Nowhere is Balenciaga’s influence more noticeable than among China’s millennials. In late April, an incident involving Chinese customers being mistreated as they were queuing for the new Balenciaga sneakers in a Paris department store went viral on Weibo. It led to a short boycott of Balenciaga, and prompted an apology from the brand.

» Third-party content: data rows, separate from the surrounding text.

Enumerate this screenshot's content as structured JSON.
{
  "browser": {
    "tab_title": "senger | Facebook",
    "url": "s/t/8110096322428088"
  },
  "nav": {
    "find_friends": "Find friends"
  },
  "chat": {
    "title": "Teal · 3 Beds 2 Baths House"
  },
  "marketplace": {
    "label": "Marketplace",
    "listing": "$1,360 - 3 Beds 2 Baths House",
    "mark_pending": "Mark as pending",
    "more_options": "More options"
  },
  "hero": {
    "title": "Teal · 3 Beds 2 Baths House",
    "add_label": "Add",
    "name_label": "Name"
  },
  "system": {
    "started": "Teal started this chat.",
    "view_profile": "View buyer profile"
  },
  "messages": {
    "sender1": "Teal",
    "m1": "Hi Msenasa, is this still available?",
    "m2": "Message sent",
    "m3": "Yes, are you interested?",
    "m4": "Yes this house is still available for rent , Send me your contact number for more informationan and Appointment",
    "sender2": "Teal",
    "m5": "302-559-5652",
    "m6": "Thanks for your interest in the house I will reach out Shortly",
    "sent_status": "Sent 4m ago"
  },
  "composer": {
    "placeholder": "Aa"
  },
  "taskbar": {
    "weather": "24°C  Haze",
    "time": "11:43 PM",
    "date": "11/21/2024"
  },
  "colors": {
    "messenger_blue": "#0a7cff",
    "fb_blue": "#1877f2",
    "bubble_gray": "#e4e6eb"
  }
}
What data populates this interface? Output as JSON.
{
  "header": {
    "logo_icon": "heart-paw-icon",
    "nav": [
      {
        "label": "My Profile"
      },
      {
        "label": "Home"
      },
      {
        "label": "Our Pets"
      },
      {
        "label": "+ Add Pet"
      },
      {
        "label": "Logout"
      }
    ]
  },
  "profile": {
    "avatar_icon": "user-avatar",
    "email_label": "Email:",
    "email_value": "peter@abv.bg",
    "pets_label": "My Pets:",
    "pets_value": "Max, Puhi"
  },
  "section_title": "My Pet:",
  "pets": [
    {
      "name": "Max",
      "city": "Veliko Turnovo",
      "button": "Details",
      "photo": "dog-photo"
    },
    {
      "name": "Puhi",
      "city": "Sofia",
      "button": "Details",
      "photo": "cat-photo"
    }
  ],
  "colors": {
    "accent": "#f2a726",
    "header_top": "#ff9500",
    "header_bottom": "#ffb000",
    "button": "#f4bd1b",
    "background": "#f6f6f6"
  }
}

Right now, the luxury industry is being universally disrupted by the young game changers, from the sellers to the shoppers. The young, affluent, savvy yet ephemeral millennials have taken the industry off guard. The Chinese cohort will continue to dominate the market as the nation’s economy booms and the balinghou and jiulinghou take over as the consuming class. Capturing the coterie is crucial for luxury companies. A distinctive brand identity with high-quality products is just an essential start; a cultural understanding of their needs and desires is the key for brands to win the battle in this hefty fashion reshuffle.